Ripple’s legal team has been fighting the SEC’s allegations that it and its founders conducted illegal security token sales for almost two years now. It started on December 22, 2022, when the SEC announced that it was pursuing charges that Ripple and co-founders Christian Larsen and Bradley Garlinghouse raised $1.3 billion in what it described as “an unregistered, ongoing digital asset securities offering.”
Since then, Ripple and the SEC have been relentlessly duking it out in the court system. Most recently, both parties asked the presiding judge for summary judgments based on the evidence that had already been submitted.
Now Coinbase has come down on Ripple’s side by filing a request for permission for an amicus brief supporting Ripple. Coinbase says the presiding judge should reject the SEC’s request for a summary judgment. It argues that the SEC lacks clear rulemaking for the digital asset industry and failed to give Ripple fair notice before filing its complaint with the court system. The filing indicates that the question of whether the SEC acted appropriately would be fact-intensive and ill-suited for a summary judgment.
“One of the fundamental due process protections guaranteed by our Constitution is that government agencies cannot condemn conduct as a violation of law without providing fair notice that the conduct is illegal,” Coinbase wrote in its filing. “By suing sellers of XRP tokens after making public statements signaling that those transactions were lawful, the SEC has lost sight of this bedrock principle.”
Coinbase’s proposed amicus brief did lead to some speculation that it might relist XRP, which is by no means certain. However, it could push sentiment upward.
An SEC victory may be uncertain due to conflicts of interest and uneven enforcement.
The SEC argues that the sale of Ripple’s XRP token amounts to an investment contract. It says Ripple meets the conditions of the Howey Test, which states that an asset counts as a security if it includes an investment contract that involves:
- An investment of money
- In a common enterprise
- With the expectation of profit
- To be derived from the efforts of others
The Howey Test dates back to 1946, when the Supreme Court of the United States ruled on a case called SEC v. W.J. Howey Co. This case involved investments in orange groves that W.J. Howey Co. sold to investors with the promise that the groves would be managed for them. The SEC had filed a similar complaint against W.J. Howey Co., that it failed to properly register the investment transactions.
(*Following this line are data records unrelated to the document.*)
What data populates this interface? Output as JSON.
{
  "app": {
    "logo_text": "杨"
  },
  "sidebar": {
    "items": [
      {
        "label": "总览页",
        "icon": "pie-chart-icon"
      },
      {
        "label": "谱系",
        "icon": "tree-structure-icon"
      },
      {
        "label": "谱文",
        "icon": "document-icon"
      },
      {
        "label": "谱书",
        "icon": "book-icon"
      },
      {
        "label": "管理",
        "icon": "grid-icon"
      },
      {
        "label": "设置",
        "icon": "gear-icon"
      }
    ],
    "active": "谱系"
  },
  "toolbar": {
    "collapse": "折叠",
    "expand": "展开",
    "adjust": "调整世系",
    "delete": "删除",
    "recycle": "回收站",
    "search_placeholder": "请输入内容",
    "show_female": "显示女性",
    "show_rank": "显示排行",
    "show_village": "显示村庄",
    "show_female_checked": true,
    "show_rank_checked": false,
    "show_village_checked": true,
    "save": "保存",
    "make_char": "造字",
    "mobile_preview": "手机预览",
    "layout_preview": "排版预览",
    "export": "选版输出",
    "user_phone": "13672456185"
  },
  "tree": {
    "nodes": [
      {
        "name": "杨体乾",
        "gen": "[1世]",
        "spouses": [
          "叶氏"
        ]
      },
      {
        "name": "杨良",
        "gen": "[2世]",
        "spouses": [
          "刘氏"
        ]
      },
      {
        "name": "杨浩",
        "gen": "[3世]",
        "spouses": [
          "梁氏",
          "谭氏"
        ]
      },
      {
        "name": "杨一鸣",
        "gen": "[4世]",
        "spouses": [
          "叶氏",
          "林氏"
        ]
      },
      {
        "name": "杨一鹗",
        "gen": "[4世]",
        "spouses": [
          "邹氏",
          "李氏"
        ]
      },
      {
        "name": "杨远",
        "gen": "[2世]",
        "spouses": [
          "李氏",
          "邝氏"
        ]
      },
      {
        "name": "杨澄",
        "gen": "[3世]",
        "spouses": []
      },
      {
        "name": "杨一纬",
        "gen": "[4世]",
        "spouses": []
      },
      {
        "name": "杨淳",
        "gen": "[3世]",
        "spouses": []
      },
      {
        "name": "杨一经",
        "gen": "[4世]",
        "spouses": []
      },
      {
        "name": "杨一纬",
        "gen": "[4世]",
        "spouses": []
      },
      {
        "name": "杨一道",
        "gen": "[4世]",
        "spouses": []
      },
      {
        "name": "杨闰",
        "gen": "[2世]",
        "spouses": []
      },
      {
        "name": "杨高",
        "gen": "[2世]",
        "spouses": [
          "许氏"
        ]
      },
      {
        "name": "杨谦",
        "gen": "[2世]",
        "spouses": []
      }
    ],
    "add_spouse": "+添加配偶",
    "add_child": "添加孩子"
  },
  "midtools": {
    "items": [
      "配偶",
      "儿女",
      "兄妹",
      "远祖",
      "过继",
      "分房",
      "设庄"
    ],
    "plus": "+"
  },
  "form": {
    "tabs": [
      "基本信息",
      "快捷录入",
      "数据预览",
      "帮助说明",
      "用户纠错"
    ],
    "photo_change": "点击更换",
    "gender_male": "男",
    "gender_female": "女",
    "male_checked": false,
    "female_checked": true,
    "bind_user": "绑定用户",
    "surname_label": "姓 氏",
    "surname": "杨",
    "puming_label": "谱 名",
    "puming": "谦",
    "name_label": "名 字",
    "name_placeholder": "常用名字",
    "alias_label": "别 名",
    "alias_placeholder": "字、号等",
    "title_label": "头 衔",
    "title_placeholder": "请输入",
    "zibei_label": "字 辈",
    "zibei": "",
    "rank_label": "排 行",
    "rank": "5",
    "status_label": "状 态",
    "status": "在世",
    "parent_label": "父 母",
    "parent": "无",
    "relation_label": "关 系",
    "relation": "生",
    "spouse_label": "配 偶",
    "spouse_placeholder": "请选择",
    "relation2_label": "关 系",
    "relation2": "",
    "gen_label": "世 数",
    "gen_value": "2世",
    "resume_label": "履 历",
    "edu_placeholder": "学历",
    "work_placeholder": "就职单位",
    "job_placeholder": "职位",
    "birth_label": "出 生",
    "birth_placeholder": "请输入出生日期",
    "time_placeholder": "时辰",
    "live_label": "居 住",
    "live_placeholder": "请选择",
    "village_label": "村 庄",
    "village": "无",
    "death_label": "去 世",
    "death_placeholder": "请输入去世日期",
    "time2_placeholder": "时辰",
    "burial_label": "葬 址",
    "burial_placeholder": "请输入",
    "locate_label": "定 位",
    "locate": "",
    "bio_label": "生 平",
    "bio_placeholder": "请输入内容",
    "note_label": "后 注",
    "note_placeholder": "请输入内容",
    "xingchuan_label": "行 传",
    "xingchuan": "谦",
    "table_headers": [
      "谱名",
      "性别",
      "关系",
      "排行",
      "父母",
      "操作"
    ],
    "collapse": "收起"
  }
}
Ripple pushed back, claiming that the SEC failed to provide certainty for digital assets for a decade before going after Ripple. It questioned why the SEC chose to pursue a case against Ripple and not the somewhat-similar Ethereum.
Ripple’s legal defense may have gotten an assist from Empower Oversight Whistleblowers & Research when it pressed the SEC for documents describing William Hinman’s relationship with a law firm with close ties to the Enterprise Ethereum Alliance.
While working for the SEC as the chief of its corporate finance department, Hinman expressed his opinion that Ethereum was not a security in a June 2018 speech. However, Empower Oversight alleges that the financial stake he had with the law firm in question, Simpson Thacher & Bartlett LLP, amounted to a conflict of interest.
Hinman had been warned about his association with Simpson Thacher & Bartlett in an email exchange with the SEC’s ethics office. He had promised to divest when he started work at the SEC so he could take advantage of tax breaks. However, he did not. When he left the SEC, he went back to Simpson Thacher & Bartlett, where he currently serves as a senior advisor.
Ripple’s legal defense team became interested in this alleged conflict of interest. Like, very interested. A bit of legal wrangling and it convinced the presiding judge, Analisa Torres, to override the SEC’s objections and order it to turn over the documents on Hinman and his relationship with Simpson Thacher & Bartlett.
A victory for Ripple is by no means a done deal even with the new documents in hand. Some expert observers opined that Judge Torres could make a ruling on or before November 15 if the SEC and Ripple don’t settle first. (Big “if” at this point.)
XRP holders are basically betting that Ripple can win this case. The crypto industry could reasonably hold its breath as it waits for a final outcome. If the court system rules in favor of Ripple, the SEC may have to rethink its “regulation by enforcement” approach to digital assets and maybe doing a little housecleaning when it comes to conflicts of interest.
It may be doubtful how much of an influence Coinbase’s amicus brief will be. However, its filing indicates that eyes are still on SEC vs. Ripple.